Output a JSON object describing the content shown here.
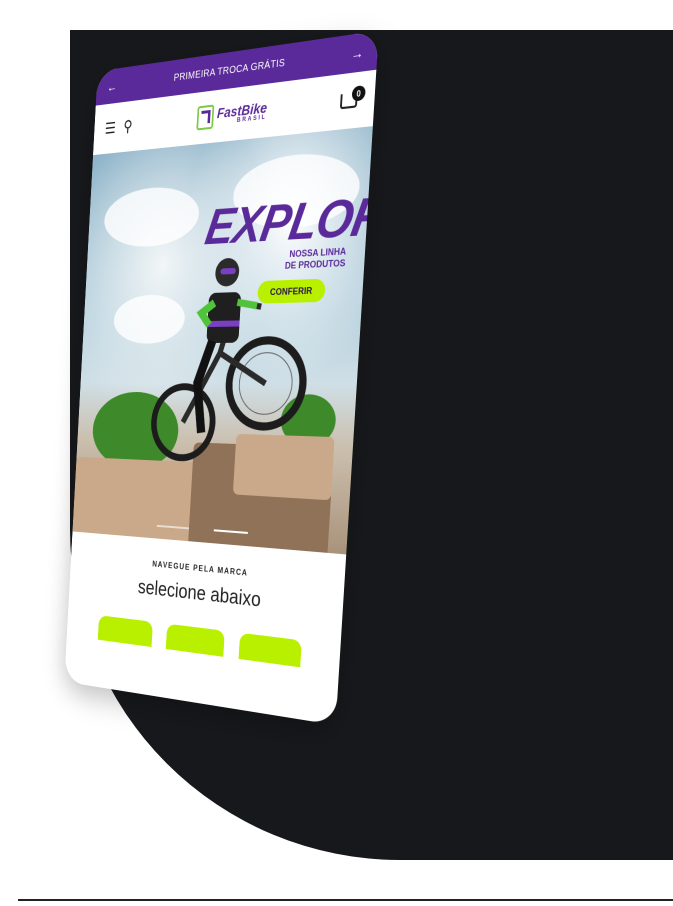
{
  "announcement": {
    "prev_icon": "arrow-left-icon",
    "text": "PRIMEIRA TROCA GRÁTIS",
    "next_icon": "arrow-right-icon"
  },
  "header": {
    "menu_icon": "menu-icon",
    "search_icon": "search-icon",
    "logo": {
      "brand": "FastBike",
      "sub": "BRASIL"
    },
    "cart_icon": "cart-icon",
    "cart_count": "0"
  },
  "hero": {
    "title": "EXPLORE",
    "subtitle_line1": "NOSSA LINHA",
    "subtitle_line2": "DE PRODUTOS",
    "cta_label": "CONFERIR",
    "slide_count": 2,
    "active_slide": 2
  },
  "brands": {
    "kicker": "NAVEGUE PELA MARCA",
    "title": "selecione abaixo"
  },
  "colors": {
    "purple": "#5b2a9a",
    "lime": "#b8f000",
    "dark_bg": "#17181b"
  }
}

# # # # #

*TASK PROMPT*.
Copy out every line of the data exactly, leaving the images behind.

*ANSWER SECTION*.
Output a JSON object describing the content shown here.
{
  "announcement": {
    "prev_icon": "arrow-left-icon",
    "text": "PRIMEIRA TROCA GRÁTIS",
    "next_icon": "arrow-right-icon"
  },
  "header": {
    "menu_icon": "menu-icon",
    "search_icon": "search-icon",
    "logo": {
      "brand": "FastBike",
      "sub": "BRASIL"
    },
    "cart_icon": "cart-icon",
    "cart_count": "0"
  },
  "hero": {
    "title": "EXPLORE",
    "subtitle_line1": "NOSSA LINHA",
    "subtitle_line2": "DE PRODUTOS",
    "cta_label": "CONFERIR",
    "slide_count": 2,
    "active_slide": 2
  },
  "brands": {
    "kicker": "NAVEGUE PELA MARCA",
    "title": "selecione abaixo"
  },
  "colors": {
    "purple": "#5b2a9a",
    "lime": "#b8f000",
    "dark_bg": "#17181b"
  }
}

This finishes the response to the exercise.